An old and new contrast soon fell in to place meeting the criteria set out by Doma and allowing for the site to retain its layers of history. Doma wanted customers to feel like they were in his Parisian apartment. The staircase is a focal point for the store, March Studio used marble in its purest form, slabs stacked on top of one another, adding to the multilayered feel of the store. Cleverly merchandised on each tread of the wide portion of staircase and framed with a sheet of blackened steel it certainly adds plenty of drama to the space whilst contrasting sharply against the remaining natural materials and colour palette. Continue Reading

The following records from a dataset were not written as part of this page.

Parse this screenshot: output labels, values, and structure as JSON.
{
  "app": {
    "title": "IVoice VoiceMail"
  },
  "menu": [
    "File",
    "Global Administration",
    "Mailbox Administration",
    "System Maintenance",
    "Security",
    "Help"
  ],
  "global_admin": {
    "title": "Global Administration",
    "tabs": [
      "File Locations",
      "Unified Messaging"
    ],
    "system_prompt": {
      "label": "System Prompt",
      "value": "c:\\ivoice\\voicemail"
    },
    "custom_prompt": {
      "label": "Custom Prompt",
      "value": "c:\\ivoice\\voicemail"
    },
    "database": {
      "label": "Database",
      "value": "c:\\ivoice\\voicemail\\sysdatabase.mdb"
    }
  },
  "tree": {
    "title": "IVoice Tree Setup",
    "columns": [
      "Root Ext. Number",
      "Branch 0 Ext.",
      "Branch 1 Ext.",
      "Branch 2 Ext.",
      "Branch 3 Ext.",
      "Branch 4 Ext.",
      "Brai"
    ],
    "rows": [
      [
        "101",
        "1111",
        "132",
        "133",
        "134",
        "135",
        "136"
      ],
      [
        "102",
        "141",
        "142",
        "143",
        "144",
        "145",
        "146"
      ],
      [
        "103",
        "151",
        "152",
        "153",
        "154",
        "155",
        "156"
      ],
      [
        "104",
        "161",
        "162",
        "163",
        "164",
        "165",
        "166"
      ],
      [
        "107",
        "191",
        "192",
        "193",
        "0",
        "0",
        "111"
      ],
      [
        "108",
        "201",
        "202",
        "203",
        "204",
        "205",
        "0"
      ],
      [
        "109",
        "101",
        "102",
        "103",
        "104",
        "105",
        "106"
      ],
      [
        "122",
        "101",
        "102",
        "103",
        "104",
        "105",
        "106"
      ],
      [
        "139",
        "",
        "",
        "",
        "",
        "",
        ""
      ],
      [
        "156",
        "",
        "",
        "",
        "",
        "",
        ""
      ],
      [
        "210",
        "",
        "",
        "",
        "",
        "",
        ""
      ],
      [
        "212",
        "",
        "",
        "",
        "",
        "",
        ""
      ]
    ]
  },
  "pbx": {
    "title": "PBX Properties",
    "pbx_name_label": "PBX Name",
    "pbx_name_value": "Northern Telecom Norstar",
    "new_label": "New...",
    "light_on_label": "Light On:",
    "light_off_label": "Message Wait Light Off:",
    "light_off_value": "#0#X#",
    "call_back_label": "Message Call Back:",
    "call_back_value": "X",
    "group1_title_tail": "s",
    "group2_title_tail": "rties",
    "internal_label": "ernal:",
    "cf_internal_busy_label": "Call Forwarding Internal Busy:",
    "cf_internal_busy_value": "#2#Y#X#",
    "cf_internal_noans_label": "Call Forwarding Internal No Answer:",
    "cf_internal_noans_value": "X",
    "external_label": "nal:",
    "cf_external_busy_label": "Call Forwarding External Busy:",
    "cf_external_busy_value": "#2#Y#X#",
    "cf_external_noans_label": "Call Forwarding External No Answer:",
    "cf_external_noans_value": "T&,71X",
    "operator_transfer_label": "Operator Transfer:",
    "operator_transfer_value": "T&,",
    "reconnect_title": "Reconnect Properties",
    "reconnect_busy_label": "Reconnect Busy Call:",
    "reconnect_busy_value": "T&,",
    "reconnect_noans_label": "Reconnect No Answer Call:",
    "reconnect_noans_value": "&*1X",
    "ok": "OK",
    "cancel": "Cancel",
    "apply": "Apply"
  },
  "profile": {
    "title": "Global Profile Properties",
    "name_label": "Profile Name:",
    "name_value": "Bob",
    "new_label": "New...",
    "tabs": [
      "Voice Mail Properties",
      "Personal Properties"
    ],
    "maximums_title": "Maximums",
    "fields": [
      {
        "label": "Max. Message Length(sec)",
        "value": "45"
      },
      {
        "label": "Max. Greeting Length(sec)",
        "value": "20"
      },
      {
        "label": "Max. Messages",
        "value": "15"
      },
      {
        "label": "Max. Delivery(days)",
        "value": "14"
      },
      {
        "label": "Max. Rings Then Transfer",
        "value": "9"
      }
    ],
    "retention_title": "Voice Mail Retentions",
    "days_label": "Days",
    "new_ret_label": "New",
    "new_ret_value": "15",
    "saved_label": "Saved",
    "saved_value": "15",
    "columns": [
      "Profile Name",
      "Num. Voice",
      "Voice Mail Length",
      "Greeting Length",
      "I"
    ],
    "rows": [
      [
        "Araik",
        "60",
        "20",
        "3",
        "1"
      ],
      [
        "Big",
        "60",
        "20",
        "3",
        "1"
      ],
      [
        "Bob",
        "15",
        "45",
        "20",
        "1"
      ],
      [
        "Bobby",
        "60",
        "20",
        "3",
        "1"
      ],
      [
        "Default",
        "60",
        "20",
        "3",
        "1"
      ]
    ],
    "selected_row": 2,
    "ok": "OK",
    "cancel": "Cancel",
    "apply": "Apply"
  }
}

Back in 2009 Hammerson, Global Asset Owners/Managers, acquired Les Terrasses du Port, Marseille. At the time it was billed as one of the largest shopping centre developments anticipated in France. The 52,000 m² centre provides 150 stores, 2,850 car parking spaces and a 260 metre-wide restaurant terrace overlooking the sea…..and it looks amazing! The vision for it now in 2012 is breathtaking.
Burberry have continued on from the Burberry Live flagship store at London Regent Street with a new store in Hong Kong at a mall i love and blogged about some time ago, Pacific Place. The store design follows the same Live concept, but the photos hint that the fixtures and furnishings are a lighter more contemporary retail orientated position than the refined, classical premium appearance in Regent St.
In store at Pacific Place there seems to be less indication of the multi channel influence like in Regent Street, multimedia screens are replaced with a denser product offer, particularly on perimeter fixtures. The outside of the store however features light and potentially movement (it should move if it doesn’t!), lots of it in fact. The whole facade over two floors of the mall is illuminated in the famous Burberry pattern, in blue, reminding me slightly of a somewhat garish Victoria’s Secret shop front concept seen recently at Westfield Stratford in London.
Bounce London is the first site of many promised by one of the founders of All Star Lanes, a retro/boutique bowling alley in Brick Lane. The site in Holborn is verified as being the exact location where the game of ping pong was first created in 1901.
The inside is everything you would expect of a trendy East London venue, it is fantastically themed and the place and its staff know that it is in fashion even only a couple of months after opening. The main area is split between a saloon style bar with theatrical red curtain and a restaurant on an upper level, all beneath a white sprayed warehouse ceiling.
The second piece of work the Uncarved Block had shortlisted in the 2012 Australian Interior Design Awards, was another food court. This time in The Galeries Victoria shopping centre. The previous food court was looking tired, located below ground level in Sydney’s CBD. Philip Chia came up with a new direction for the food court, one that would see it offer a new boutique style dining experience.
I have lost count of the amount of times I have used the above image as inspiration over the last 6 months for retail projects focusing on graphic language and tone of voice. I recently stumbled upon this article on Architecture.AU and found that the agency responsible for the project is The Uncarved Block. A relatively young agency, founded in 2010 by Philip Chia. The Uncarved Block’s holding page gives little away, other than a strong, contemporary impression that leaves the visitor intrigued to see more!
After a few weeks break from blogging that was filled with business trips to Germany, Spain and France I am playing catch up. Here is a summary of some of the great things I have seen online over the last month. Ranging from showrooms and book stores, to hotels and offices. Not to mention a new hotel in Marseille that looks like a take on Shoreditch House by Philippe Starck.